A couple of times throughout my life, a trusted person would tap me on the shoulder and say, ‘You can do more.’ If they hadn’t done that, I wouldn’t have known that I could, in fact, do more. I tried to spend my whole career finding those people to say, ‘You can do more.’ It’s amazing how humble people are and until somebody tells you that you can push yourself to do more, you may not know what you’re capable of. 

What is one thought or piece of advice that you want our readers to remember most from everything we’ve talked about? 

That’s pretty easy! I have spent a career studying people and the power of human potential. What I’ve learned is that most people do get what they want in life, but they sell themselves too short. What I mean is that they set short-term goals, like wanting a new refrigerator, or a new car…and that’s the extent of their dreaming. I would encourage everyone that’s reading this to be bold and think bigger. Five or ten years from now, if all your dreams aligned, what do you want to achieve personally, professionally, spiritually?  

We need more women leaders. We just do. If you’re even just a little bit open to taking that next manager job, or VP job, then why can’t you run a company? I promise you that no one running a company today thought that they could do that when they were 15, 20, or 25 years old.  They had the big plan, took baby steps, and did the work. So I would encourage y’all to be bold, dream big, and go after those dreams.

Specializing in accelerating go-to-market teams and top line revenue growth, Tracey Newell serves on the board of five high growth software companies, to include Sailpoint, Sumo Logic, Druve, Highspot and DataRobot. Tracey also serves as an advisor for Blackrock Long Term Private Capital.

Tracey is the former president of Informatica, where she served as a member of Informatica’s board of directors for two years, prior to being asked to join Informatica’s management team.

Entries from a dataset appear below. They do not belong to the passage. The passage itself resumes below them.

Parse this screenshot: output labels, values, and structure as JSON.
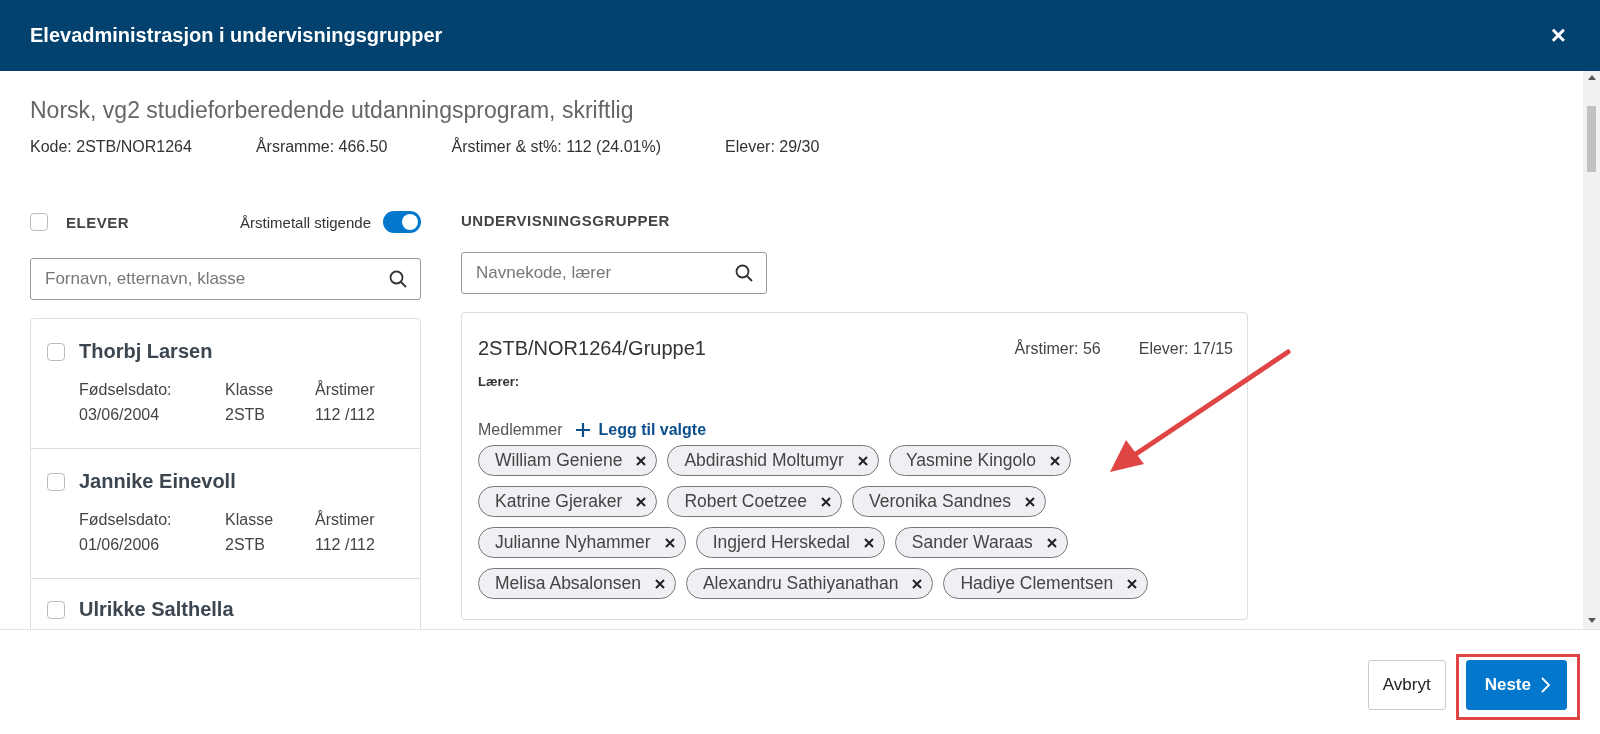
{
  "dialog": {
    "title": "Elevadministrasjon i undervisningsgrupper",
    "close_label": "×"
  },
  "course": {
    "name": "Norsk, vg2 studieforberedende utdanningsprogram, skriftlig",
    "stats": [
      "Kode: 2STB/NOR1264",
      "Årsramme: 466.50",
      "Årstimer & st%: 112 (24.01%)",
      "Elever: 29/30"
    ]
  },
  "students": {
    "select_all": {
      "label": "ELEVER",
      "checked": false
    },
    "sort_toggle": {
      "label": "Årstimetall stigende",
      "on": true
    },
    "search": {
      "placeholder": "Fornavn, etternavn, klasse"
    },
    "items": [
      {
        "name": "Thorbj Larsen",
        "checked": false,
        "fields": [
          {
            "label": "Fødselsdato:",
            "value": "03/06/2004"
          },
          {
            "label": "Klasse",
            "value": "2STB"
          },
          {
            "label": "Årstimer",
            "value": "112 /112"
          }
        ]
      },
      {
        "name": "Jannike Einevoll",
        "checked": false,
        "fields": [
          {
            "label": "Fødselsdato:",
            "value": "01/06/2006"
          },
          {
            "label": "Klasse",
            "value": "2STB"
          },
          {
            "label": "Årstimer",
            "value": "112 /112"
          }
        ]
      },
      {
        "name": "Ulrikke Salthella",
        "checked": false
      }
    ]
  },
  "groups": {
    "heading": "UNDERVISNINGSGRUPPER",
    "search": {
      "placeholder": "Navnekode, lærer"
    },
    "items": [
      {
        "name": "2STB/NOR1264/Gruppe1",
        "hours": "Årstimer: 56",
        "students": "Elever: 17/15",
        "teacher_label": "Lærer:",
        "members_label": "Medlemmer",
        "add_label": "Legg til valgte",
        "members": [
          "William Geniene",
          "Abdirashid Moltumyr",
          "Yasmine Kingolo",
          "Katrine Gjeraker",
          "Robert Coetzee",
          "Veronika Sandnes",
          "Julianne Nyhammer",
          "Ingjerd Herskedal",
          "Sander Waraas",
          "Melisa Absalonsen",
          "Alexandru Sathiyanathan",
          "Hadiye Clementsen"
        ]
      }
    ]
  },
  "footer": {
    "buttons": [
      {
        "label": "Avbryt",
        "kind": "secondary"
      },
      {
        "label": "Neste",
        "kind": "primary"
      }
    ]
  }
}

As president of Informatica, Tracey was responsible for sales, marketing, revenue operations, and customer success.

Prior to joining Informatica, Tracey was EVP of global field operations at Proofpoint, where she led sales through a five-year period of hypergrowth from 96M to 700M. Recognized as a Top 100 Sales Leader by The Modern Sale, Tracey led Proofpoint’s go-to-market team to became a top five leader in the cybersecurity market. Before Proofpoint, Tracey was EVP of global sales at Polycom. She has also held sales leadership positions at Juniper Networks, Webex, and Cisco Systems. During her tenure at Cisco, Tracey was recognized by the organization Women Worth Watching.

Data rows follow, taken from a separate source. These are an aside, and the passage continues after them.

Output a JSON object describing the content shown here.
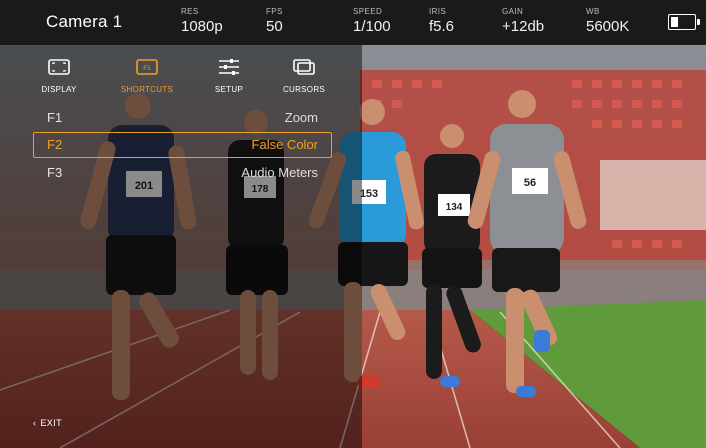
{
  "camera": {
    "title": "Camera 1"
  },
  "status": [
    {
      "label": "RES",
      "value": "1080p"
    },
    {
      "label": "FPS",
      "value": "50"
    },
    {
      "label": "SPEED",
      "value": "1/100"
    },
    {
      "label": "IRIS",
      "value": "f5.6"
    },
    {
      "label": "GAIN",
      "value": "+12db"
    },
    {
      "label": "WB",
      "value": "5600K"
    }
  ],
  "battery": {
    "level": 0.35
  },
  "tabs": [
    {
      "label": "DISPLAY",
      "icon": "display-icon",
      "active": false
    },
    {
      "label": "SHORTCUTS",
      "icon": "shortcut-f1-icon",
      "active": true
    },
    {
      "label": "SETUP",
      "icon": "sliders-icon",
      "active": false
    },
    {
      "label": "CURSORS",
      "icon": "cursors-icon",
      "active": false
    }
  ],
  "shortcuts": [
    {
      "key": "F1",
      "function": "Zoom",
      "selected": false
    },
    {
      "key": "F2",
      "function": "False Color",
      "selected": true
    },
    {
      "key": "F3",
      "function": "Audio Meters",
      "selected": false
    }
  ],
  "exit": {
    "label": "EXIT"
  },
  "runners": [
    "201",
    "178",
    "153",
    "134",
    "56"
  ],
  "colors": {
    "accent": "#f0a020",
    "topbar": "#1a1a1a"
  }
}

From a philanthropic standpoint, Tracey is on the board of advisors for the University of California, Santa Barbara’s economic department, providing counsel on long term strategy for the department. Tracey has also served in non-profit organizations to include Impact 100, whose mission is to unite women to make a difference in our communities, as well as the National Charity League. Tracey graduated with honors from the University of California, Santa Barbara, and completed Stanford’s 26th Annual Directors College in June 2021.

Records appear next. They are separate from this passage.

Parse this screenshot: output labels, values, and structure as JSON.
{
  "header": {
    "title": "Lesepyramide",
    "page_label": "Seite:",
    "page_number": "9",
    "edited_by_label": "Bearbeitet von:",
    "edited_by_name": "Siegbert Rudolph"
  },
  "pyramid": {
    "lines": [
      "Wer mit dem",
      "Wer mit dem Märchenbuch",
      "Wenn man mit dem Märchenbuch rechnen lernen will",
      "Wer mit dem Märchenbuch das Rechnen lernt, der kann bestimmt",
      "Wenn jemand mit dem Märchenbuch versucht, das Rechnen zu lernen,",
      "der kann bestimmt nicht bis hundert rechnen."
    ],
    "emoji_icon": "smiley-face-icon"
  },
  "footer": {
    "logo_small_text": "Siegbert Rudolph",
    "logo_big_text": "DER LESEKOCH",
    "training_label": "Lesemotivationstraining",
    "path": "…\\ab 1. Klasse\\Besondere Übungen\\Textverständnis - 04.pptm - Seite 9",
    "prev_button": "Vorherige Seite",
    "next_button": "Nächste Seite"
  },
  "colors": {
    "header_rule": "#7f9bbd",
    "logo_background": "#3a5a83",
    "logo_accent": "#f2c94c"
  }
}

Tracey is married to Vince Newell, together for 30+ years, and is blessed with two adult daughters, Megan (28) and Brittany (25).